PROBLEM STATEMENT:
In the entries below, filter for the word "entfernen" and copy every matching line.

RECORD EXCERPTS:

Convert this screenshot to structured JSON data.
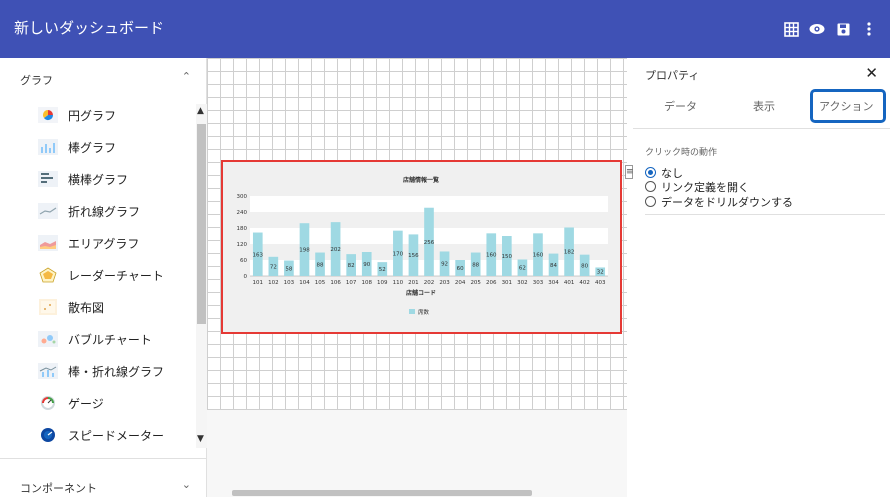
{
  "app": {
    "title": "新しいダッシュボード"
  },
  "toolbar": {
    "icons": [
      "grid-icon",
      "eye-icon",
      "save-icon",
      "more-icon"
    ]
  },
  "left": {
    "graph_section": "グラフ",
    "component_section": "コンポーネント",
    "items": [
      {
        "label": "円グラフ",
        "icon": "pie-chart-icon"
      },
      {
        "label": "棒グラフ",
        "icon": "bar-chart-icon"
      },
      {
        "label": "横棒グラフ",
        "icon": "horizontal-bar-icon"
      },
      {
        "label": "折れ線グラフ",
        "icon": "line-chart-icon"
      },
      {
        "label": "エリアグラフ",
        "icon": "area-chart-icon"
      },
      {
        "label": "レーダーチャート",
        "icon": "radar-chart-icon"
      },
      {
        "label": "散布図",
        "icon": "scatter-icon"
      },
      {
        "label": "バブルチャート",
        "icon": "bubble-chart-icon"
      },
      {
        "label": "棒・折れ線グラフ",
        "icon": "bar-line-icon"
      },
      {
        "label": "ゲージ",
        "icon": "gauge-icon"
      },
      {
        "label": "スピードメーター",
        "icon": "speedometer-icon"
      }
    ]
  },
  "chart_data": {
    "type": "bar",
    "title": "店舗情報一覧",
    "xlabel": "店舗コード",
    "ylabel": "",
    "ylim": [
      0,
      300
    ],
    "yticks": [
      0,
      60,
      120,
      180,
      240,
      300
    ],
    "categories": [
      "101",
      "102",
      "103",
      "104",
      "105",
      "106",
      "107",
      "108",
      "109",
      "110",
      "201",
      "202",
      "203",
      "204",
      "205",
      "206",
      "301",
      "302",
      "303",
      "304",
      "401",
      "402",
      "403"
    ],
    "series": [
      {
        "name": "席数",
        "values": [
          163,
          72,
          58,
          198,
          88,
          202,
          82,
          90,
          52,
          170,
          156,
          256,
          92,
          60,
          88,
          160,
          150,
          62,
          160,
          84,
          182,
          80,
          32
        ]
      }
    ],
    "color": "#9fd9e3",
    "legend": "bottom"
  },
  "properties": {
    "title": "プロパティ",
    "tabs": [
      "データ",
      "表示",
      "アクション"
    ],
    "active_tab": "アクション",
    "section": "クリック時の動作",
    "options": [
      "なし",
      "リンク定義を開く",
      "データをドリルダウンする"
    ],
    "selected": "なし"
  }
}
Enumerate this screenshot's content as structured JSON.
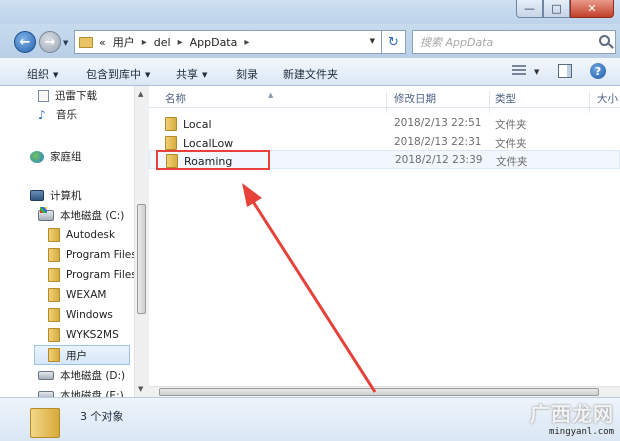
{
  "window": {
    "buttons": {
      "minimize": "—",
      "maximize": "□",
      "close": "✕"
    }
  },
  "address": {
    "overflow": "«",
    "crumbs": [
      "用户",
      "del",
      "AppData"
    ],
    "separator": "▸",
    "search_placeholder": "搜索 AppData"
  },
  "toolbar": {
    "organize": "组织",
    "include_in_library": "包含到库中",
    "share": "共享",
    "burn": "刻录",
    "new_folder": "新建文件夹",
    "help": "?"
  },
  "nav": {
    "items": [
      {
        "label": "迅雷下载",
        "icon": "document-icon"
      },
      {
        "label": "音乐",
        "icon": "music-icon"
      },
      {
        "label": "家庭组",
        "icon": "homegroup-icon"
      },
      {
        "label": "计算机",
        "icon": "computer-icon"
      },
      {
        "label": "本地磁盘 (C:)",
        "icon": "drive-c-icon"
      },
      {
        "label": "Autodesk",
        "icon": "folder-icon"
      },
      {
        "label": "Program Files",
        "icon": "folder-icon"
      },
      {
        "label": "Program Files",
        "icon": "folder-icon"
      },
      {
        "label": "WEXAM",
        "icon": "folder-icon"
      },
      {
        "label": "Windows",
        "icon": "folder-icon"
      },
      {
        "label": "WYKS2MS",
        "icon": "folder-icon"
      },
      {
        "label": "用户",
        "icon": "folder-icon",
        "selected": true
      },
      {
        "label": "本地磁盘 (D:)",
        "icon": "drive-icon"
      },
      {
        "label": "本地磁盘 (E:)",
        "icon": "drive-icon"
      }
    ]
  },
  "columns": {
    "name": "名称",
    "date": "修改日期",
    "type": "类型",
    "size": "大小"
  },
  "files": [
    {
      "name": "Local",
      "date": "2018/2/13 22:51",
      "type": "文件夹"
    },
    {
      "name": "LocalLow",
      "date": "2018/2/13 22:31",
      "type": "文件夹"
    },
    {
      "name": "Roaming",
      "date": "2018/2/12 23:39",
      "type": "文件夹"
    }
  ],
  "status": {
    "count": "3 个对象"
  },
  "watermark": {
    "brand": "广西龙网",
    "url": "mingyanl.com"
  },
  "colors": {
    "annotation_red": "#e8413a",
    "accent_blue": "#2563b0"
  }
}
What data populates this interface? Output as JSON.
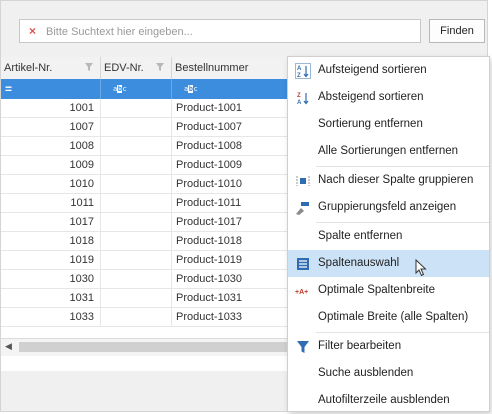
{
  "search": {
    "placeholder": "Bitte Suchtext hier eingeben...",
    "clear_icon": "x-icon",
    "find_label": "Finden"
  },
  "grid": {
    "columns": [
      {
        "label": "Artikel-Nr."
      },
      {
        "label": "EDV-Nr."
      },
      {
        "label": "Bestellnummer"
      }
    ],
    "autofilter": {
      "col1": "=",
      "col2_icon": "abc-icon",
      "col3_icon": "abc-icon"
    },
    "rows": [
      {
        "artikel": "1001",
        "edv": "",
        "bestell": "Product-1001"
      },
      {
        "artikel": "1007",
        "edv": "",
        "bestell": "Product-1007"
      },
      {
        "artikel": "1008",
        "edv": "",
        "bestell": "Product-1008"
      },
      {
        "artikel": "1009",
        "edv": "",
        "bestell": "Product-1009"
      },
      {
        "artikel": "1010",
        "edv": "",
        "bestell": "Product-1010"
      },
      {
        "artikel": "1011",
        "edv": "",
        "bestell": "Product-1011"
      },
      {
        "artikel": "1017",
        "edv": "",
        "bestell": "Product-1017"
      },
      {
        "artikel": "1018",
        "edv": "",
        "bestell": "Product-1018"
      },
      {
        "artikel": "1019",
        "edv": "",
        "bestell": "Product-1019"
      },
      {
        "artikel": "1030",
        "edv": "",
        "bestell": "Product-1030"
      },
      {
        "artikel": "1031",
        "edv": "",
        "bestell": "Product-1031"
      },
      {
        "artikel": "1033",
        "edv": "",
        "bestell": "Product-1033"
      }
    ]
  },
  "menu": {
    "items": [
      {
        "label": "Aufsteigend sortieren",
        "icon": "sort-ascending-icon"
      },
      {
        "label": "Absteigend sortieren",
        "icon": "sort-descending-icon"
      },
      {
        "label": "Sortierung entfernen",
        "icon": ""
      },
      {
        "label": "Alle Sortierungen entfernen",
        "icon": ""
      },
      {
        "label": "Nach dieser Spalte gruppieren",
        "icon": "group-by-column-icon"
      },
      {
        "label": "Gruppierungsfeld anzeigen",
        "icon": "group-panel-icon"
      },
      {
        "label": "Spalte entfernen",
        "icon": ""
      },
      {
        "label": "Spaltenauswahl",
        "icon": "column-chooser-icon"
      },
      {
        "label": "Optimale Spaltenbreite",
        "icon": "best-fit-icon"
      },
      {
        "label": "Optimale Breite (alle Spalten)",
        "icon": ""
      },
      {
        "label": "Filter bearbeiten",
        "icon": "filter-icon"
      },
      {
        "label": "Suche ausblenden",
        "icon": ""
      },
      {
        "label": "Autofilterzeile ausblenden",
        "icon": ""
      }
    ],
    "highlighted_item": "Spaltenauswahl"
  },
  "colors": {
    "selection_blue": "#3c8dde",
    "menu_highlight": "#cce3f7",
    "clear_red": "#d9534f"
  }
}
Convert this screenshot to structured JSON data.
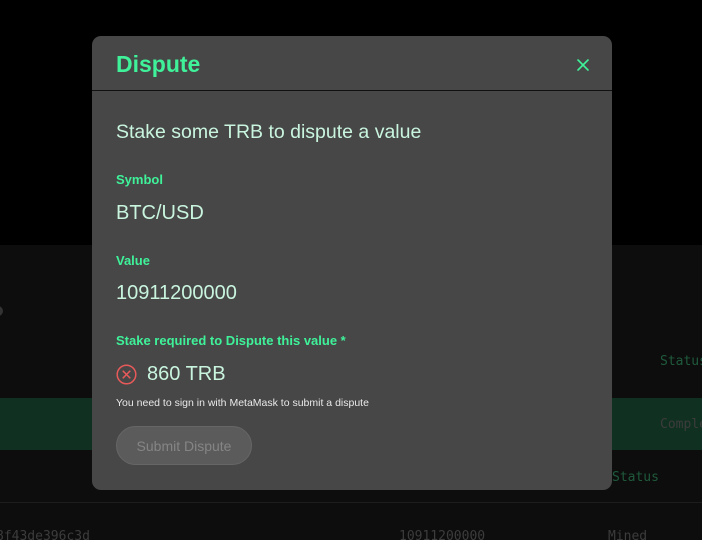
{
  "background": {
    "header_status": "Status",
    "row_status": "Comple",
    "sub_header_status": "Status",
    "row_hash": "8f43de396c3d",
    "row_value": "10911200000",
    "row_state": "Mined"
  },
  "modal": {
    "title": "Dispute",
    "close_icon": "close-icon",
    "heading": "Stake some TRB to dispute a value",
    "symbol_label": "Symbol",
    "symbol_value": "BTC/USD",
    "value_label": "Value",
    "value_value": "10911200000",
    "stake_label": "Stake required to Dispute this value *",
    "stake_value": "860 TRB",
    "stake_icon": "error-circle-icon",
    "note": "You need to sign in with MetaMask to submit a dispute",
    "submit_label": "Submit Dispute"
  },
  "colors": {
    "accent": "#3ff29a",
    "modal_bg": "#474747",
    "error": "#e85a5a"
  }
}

SOLVED PROBLEM:
        "label": "Sortierung entfernen",
        "label": "Alle Sortierungen entfernen",
        "label": "Spalte entfernen",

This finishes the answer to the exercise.